As the issues surrounding policies and management of cats grow, debates often result in confrontation and confusion. Specifically, among two passionate groups of people.
- Humane organizations that work hard to help cats in need — whether they are owned, in the shelter or free-roaming in the community
- Wildlife advocates concerned about the impact cats have on native species, especially birds
It has been difficult to create a common framework that can bring these two passionate groups of people together.
The DC Cat Count is one of the most innovative and important community projects I’ve had the honor to be a part of. As an organization, PetSmart Charities is proud to be a part of a coalition that brings people together for the betterment of animals and communities.
What is the DC Cat Count?
This unique and ambitious project takes place in Washington D.C. Over the next three years, a diverse group of experts with experience in conservation biology, animal welfare, animal control, statistical modeling and behavioral ecology will study the dynamic system around cats, wildlife and the community they live in.
This project will establish a rich, robust and scientifically valid framework that allows for a multi-stakeholder approach to building a better community for cats, wildlife and people — allowing us to start building long-term management plans that are humane, measurable and repeatable.
We chose Washington D.C. as the location for several reasons:
- We had very strong local partners
- There are natural geographic boundaries that helped with the design of the study
- We thought that it was fitting that such a seminal study would be done in our nation’s capital
Humane Rescue Alliance, based in Washington D.C., is the primary operating partner along with PetSmart Charities, The Humane Society of the United States and the Smithsonian Conservation Biology Institute. Never before has such a diverse set of partners come together to collaborate on a project of this size and importance.

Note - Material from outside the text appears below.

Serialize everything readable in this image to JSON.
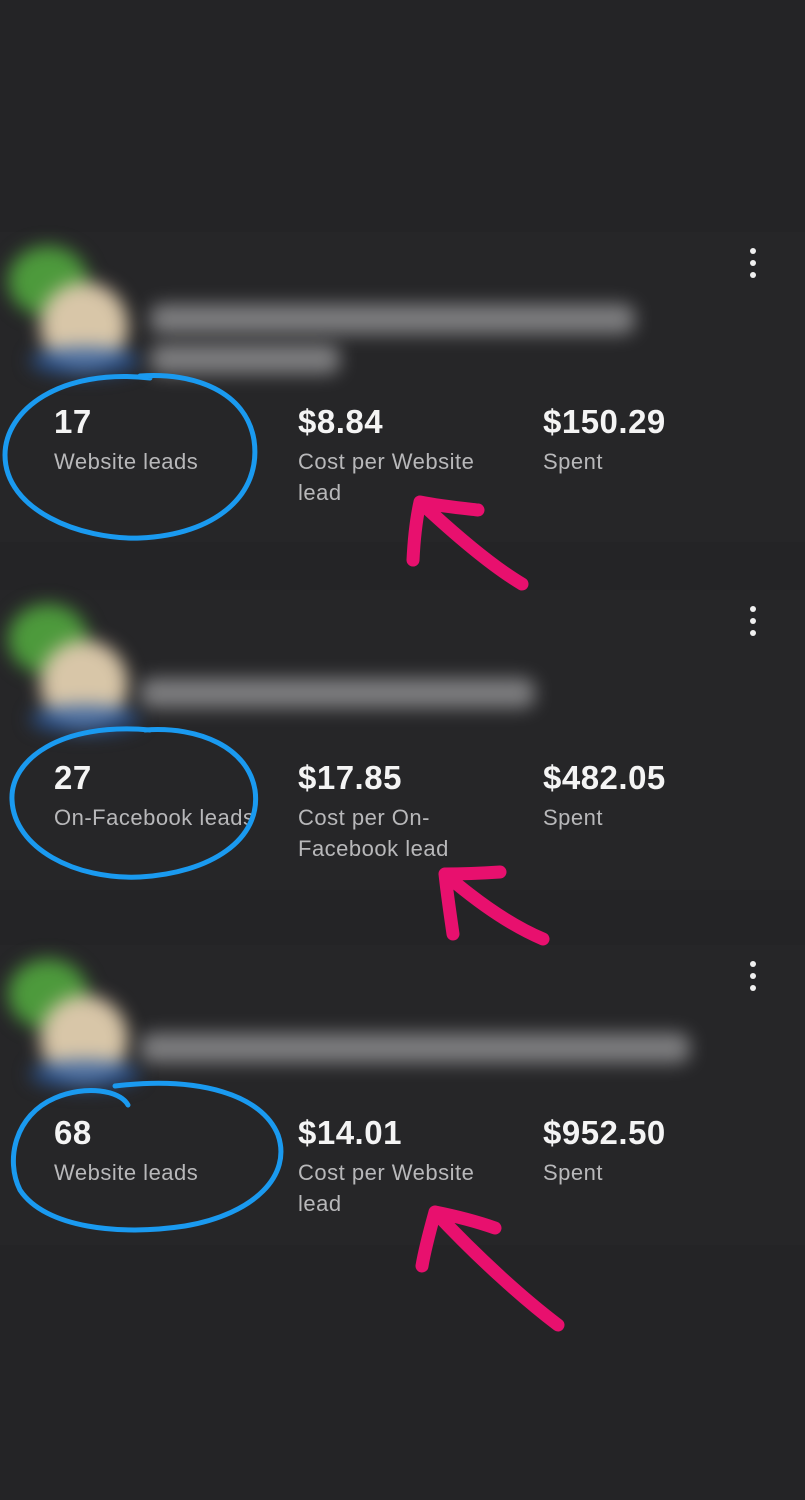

The project will involve the most sophisticated methods for population estimation and includes the most comprehensive wildlife camera survey of cats in the world. So, smile and say “cheese” all you cats in Washington! A statistical modeling technique will give us the most accurate count of cats in an urban setting ever — enabling us to create a holistic approach to managing cats and wildlife issues together.
For more information on this project, please visit www.dccatcount.org.